# Data extracts:
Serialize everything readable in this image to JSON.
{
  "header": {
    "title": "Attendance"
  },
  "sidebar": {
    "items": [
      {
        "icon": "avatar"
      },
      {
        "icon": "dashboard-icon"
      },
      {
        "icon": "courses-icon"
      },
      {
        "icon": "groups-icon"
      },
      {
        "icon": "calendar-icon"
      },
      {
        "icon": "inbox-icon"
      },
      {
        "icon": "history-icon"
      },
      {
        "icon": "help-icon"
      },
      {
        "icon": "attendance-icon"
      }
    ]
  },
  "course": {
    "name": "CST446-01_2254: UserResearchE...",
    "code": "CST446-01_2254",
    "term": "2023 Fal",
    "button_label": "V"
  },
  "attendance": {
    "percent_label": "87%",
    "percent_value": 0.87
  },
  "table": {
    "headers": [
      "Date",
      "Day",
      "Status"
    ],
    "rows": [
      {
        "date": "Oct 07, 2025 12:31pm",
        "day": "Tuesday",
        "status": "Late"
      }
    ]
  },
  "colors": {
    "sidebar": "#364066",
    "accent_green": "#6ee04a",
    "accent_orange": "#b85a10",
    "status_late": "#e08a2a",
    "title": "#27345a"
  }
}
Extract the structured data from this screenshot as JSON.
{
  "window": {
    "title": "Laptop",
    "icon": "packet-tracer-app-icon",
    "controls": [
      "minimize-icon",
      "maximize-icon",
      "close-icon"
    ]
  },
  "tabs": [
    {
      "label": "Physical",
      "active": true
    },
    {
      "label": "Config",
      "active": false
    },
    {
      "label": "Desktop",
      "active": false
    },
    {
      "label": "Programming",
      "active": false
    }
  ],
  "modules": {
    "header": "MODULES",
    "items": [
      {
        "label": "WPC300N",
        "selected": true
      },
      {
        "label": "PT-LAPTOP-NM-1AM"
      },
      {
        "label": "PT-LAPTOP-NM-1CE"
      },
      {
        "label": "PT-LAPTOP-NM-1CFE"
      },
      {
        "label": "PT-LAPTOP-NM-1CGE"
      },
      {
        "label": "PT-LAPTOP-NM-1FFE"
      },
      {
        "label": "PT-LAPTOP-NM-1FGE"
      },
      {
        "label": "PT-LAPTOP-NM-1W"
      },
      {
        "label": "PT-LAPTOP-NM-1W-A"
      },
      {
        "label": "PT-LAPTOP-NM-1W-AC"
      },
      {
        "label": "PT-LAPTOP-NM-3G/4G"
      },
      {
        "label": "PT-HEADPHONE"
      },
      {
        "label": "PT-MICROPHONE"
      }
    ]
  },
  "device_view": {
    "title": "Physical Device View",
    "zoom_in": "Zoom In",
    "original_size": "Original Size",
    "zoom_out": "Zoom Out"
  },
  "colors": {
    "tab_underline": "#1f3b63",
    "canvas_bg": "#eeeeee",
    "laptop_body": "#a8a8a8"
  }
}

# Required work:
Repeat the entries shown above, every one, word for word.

# Response area:
Serialize everything readable in this image to JSON.
{
  "header": {
    "title": "Attendance"
  },
  "sidebar": {
    "items": [
      {
        "icon": "avatar"
      },
      {
        "icon": "dashboard-icon"
      },
      {
        "icon": "courses-icon"
      },
      {
        "icon": "groups-icon"
      },
      {
        "icon": "calendar-icon"
      },
      {
        "icon": "inbox-icon"
      },
      {
        "icon": "history-icon"
      },
      {
        "icon": "help-icon"
      },
      {
        "icon": "attendance-icon"
      }
    ]
  },
  "course": {
    "name": "CST446-01_2254: UserResearchE...",
    "code": "CST446-01_2254",
    "term": "2023 Fal",
    "button_label": "V"
  },
  "attendance": {
    "percent_label": "87%",
    "percent_value": 0.87
  },
  "table": {
    "headers": [
      "Date",
      "Day",
      "Status"
    ],
    "rows": [
      {
        "date": "Oct 07, 2025 12:31pm",
        "day": "Tuesday",
        "status": "Late"
      }
    ]
  },
  "colors": {
    "sidebar": "#364066",
    "accent_green": "#6ee04a",
    "accent_orange": "#b85a10",
    "status_late": "#e08a2a",
    "title": "#27345a"
  }
}
Extract the structured data from this screenshot as JSON.
{
  "window": {
    "title": "Laptop",
    "icon": "packet-tracer-app-icon",
    "controls": [
      "minimize-icon",
      "maximize-icon",
      "close-icon"
    ]
  },
  "tabs": [
    {
      "label": "Physical",
      "active": true
    },
    {
      "label": "Config",
      "active": false
    },
    {
      "label": "Desktop",
      "active": false
    },
    {
      "label": "Programming",
      "active": false
    }
  ],
  "modules": {
    "header": "MODULES",
    "items": [
      {
        "label": "WPC300N",
        "selected": true
      },
      {
        "label": "PT-LAPTOP-NM-1AM"
      },
      {
        "label": "PT-LAPTOP-NM-1CE"
      },
      {
        "label": "PT-LAPTOP-NM-1CFE"
      },
      {
        "label": "PT-LAPTOP-NM-1CGE"
      },
      {
        "label": "PT-LAPTOP-NM-1FFE"
      },
      {
        "label": "PT-LAPTOP-NM-1FGE"
      },
      {
        "label": "PT-LAPTOP-NM-1W"
      },
      {
        "label": "PT-LAPTOP-NM-1W-A"
      },
      {
        "label": "PT-LAPTOP-NM-1W-AC"
      },
      {
        "label": "PT-LAPTOP-NM-3G/4G"
      },
      {
        "label": "PT-HEADPHONE"
      },
      {
        "label": "PT-MICROPHONE"
      }
    ]
  },
  "device_view": {
    "title": "Physical Device View",
    "zoom_in": "Zoom In",
    "original_size": "Original Size",
    "zoom_out": "Zoom Out"
  },
  "colors": {
    "tab_underline": "#1f3b63",
    "canvas_bg": "#eeeeee",
    "laptop_body": "#a8a8a8"
  }
}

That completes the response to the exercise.